Seattle Times: Federal Health-Prevention Strategy Should Put People Empowerment First
Like a great meal that leaves you wanting another bite, the newly released National Prevention Strategy left me hungering for more. Don't get me wrong. The report is full of great stuff. While the tastiest nuggets focus on collective policy ideas, personal responsibility seems to be an afterthought on the strategy menu (Greg Vigdor, 7/18).
McClatchy / The Kansas City Star: When Standards Of Justice Clash With Compassion For Mentally Ill
Few crimes have stirred so much debate on a number of social and legal questions as the murderous rampage of Jared Lee Loughner. His gun attack at a political gathering in Tucson, Ariz., in January left six dead and 14 others wounded, including the amazingly resilient Congresswoman Gabrielle Giffords, D-Ariz. … It bears stressing that the vast majority of mentally ill people are not violent. Loughner is an anomaly in that regard. His predicament now is far more representative of mentally ill people who reach adulthood without proper diagnosis and care.
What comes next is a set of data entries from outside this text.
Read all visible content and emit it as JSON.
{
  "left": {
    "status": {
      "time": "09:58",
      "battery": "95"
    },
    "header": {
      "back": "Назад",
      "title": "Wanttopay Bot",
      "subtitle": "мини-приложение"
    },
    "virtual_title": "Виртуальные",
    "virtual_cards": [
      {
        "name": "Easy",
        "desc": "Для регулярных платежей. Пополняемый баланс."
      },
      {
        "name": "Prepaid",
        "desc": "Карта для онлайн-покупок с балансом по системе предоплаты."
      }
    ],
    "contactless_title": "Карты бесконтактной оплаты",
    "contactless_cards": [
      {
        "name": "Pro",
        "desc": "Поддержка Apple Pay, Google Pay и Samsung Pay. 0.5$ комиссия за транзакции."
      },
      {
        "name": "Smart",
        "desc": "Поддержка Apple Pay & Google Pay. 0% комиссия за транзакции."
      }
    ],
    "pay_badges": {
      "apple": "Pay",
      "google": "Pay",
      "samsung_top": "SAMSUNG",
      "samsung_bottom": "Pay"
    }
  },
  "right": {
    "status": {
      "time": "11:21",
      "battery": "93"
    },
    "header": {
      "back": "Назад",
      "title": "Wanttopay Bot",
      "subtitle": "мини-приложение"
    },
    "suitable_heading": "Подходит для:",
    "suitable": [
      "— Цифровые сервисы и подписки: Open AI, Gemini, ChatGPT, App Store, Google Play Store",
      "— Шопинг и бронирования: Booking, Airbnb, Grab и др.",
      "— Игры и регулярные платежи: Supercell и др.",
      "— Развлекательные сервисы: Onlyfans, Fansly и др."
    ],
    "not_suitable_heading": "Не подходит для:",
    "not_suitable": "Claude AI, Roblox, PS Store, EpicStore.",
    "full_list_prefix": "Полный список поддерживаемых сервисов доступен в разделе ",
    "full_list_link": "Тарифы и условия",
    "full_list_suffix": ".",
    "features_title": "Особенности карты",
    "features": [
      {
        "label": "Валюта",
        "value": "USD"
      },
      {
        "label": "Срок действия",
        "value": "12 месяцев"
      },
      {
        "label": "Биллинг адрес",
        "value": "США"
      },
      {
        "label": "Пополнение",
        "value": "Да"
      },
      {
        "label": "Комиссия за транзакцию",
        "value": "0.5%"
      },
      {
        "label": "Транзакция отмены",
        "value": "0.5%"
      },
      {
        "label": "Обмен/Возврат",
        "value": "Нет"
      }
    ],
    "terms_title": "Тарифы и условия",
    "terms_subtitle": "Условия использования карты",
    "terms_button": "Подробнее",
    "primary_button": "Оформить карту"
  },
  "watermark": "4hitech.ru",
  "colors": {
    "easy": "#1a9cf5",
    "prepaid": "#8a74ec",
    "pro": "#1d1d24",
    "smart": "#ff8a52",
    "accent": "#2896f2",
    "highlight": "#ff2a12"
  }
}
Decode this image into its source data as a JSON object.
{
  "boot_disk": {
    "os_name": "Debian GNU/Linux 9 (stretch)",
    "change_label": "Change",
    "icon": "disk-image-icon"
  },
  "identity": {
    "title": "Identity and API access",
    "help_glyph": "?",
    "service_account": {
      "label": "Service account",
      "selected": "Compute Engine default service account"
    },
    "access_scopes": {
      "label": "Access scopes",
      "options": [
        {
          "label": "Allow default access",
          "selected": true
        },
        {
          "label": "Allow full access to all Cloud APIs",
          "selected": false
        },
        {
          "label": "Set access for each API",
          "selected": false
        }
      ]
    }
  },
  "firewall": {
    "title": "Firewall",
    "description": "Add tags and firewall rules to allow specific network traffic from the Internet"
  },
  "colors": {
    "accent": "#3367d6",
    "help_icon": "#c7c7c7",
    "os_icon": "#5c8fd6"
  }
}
In fact, one of the cruelest aspects of some forms of mental illness is that it seems to manifest fully when people are of legal age to refuse help (Mary Sanchez, 7/18).